In business, it is often said that turnover is vanity while profit is sanity. The same applies to social media success.
Getting likes, comments and shares on a social media post is nice, but it’s mostly vanity compared to the metric that matters – customers.
In this blog post, why do we need to stop trying to keep up with the Kardashians and, instead, get our digital content doing the right job?
What’s the most-liked photo on Instagram?
Surprisingly, it’s not a scantily-clad reality TV star but a simple photograph of an egg.
Posted back in 2019, the photo was shared by the account world_record_egg with a request to help set the world record for ‘most-liked post on Instagram’.
Account holder Chris Godfrey succeeded in this aim, knocking Kylie Jenner off the top spot and accumulating (to date) a whopping 56 million likes. #EggGang
The most-liked Instagram post is an excellent reminder that social media engagement can have little to do with the quality of the content.
You can spend considerable time and money crafting a beautiful Instagram post to be met with tumbleweed in response.
But, in a world where we’re taught fame and attention are everything, how can we change our mindset to move away from this culture of ‘likes’.
When we review the analytics for podcast downloads or video views with our clients, I’ll often encourage them to picture that many people in a room.
Imagine you’re a public speaker and your download figures are your audience.
Speaking to a room of a few hundred people is worthwhile for a business owner.
You’ve made the big time when you speak to an audience numbering 1,000 or more.
Social media allows us to reach an audience at scale. In reality, our small businesses rarely need (or could handle!) that many customers.
Measure what matters
The metric that matters in digital marketing is customers.
It’s nice to be ‘liked’ when sharing a photo, blog or video on social media. It’s far more important that someone picks up the phone, sends you an email, or purchases in your store (online or bricks and mortar).
There are all sorts of reasons why some social media posts explode with engagement, and others sit quietly, attracting little visible attention at all.
The algorithms used by the various social media platforms typically reward a particular type of content and its interaction.
These social media platform algorithms are all private, so take with a pinch of salt anyone who claims to ‘know’ how they work.

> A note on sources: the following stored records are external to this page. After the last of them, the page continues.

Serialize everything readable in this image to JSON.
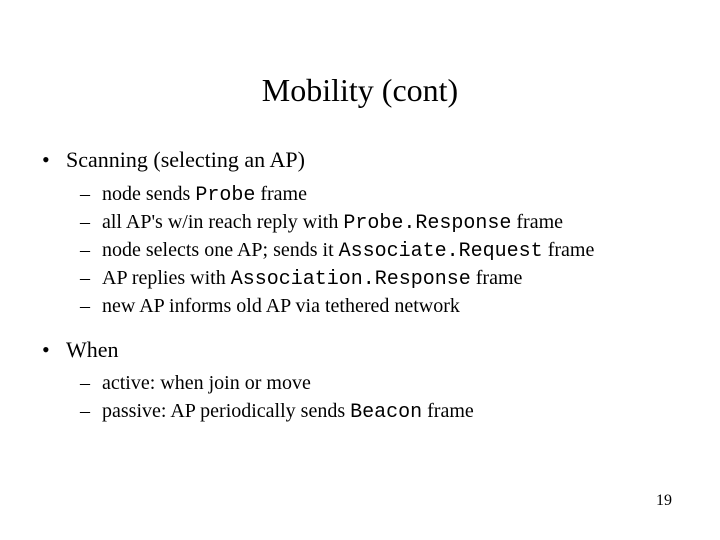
{
  "title": "Mobility (cont)",
  "page_number": "19",
  "bullets": [
    {
      "label": "Scanning (selecting an AP)",
      "sub": [
        {
          "pre": "node sends ",
          "code": "Probe",
          "post": " frame"
        },
        {
          "pre": "all AP's w/in reach reply with ",
          "code": "Probe.Response",
          "post": " frame"
        },
        {
          "pre": "node selects one AP; sends it ",
          "code": "Associate.Request",
          "post": " frame"
        },
        {
          "pre": "AP replies with ",
          "code": "Association.Response",
          "post": " frame"
        },
        {
          "pre": "new AP informs old AP via tethered network",
          "code": "",
          "post": ""
        }
      ]
    },
    {
      "label": "When",
      "sub": [
        {
          "pre": "active: when join or move",
          "code": "",
          "post": ""
        },
        {
          "pre": "passive: AP periodically sends ",
          "code": "Beacon",
          "post": " frame"
        }
      ]
    }
  ]
}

But, in general terms, platforms will show their users relatable, relevant and timely content.
In most cases, the platforms present your new post to a subset of your followers to see how they react to that content in the first few hours before deciding (automatically) whether it is worthy of being shown to a larger audience.
For this reason, we should never assume an organic social media post is seen by more than a small percentage of your audience.
If you’re wary about sharing too much content on the social media platforms you use, don’t be! Chances are, even if you share the same content multiple times, not all of your followers will see it.
Increasingly, our target customers are becoming more selective about their use of social media, selecting platforms based on personal opinions or past relationships with others who ‘hang out’ in those places.
We know there is a demographic factor in platform selection, but presenting your content across multiple platforms is an essential step toward improving visibility.
Even then, it would be wrong to assume that being on every platform ensures every prospective customer sees you.
Set your sights
When setting your goals for social media engagement, keep the prize of customer acquisition set firmly in your sights.
You can even go a step further, at least on Instagram, and select the option (in settings, privacy) to hide the like count on posts.
Choose this option, and, instead of the default numerical value you would usually see underneath a photo, it simply names a few users and adds “and others”.
You can hide the likes on your posts by clicking on the three dots above each post and selecting ‘hide like count’.
The platform initially introduced this option to “depressurize people’s experience” on Instagram. In other words, it’s probably good for you to stop fixating on ‘likes’ on social media.
Don’t focus on likes. Instead, work towards creating and sharing quality content that genuinely engages your audience, builds trust, drives traffic and generates leads.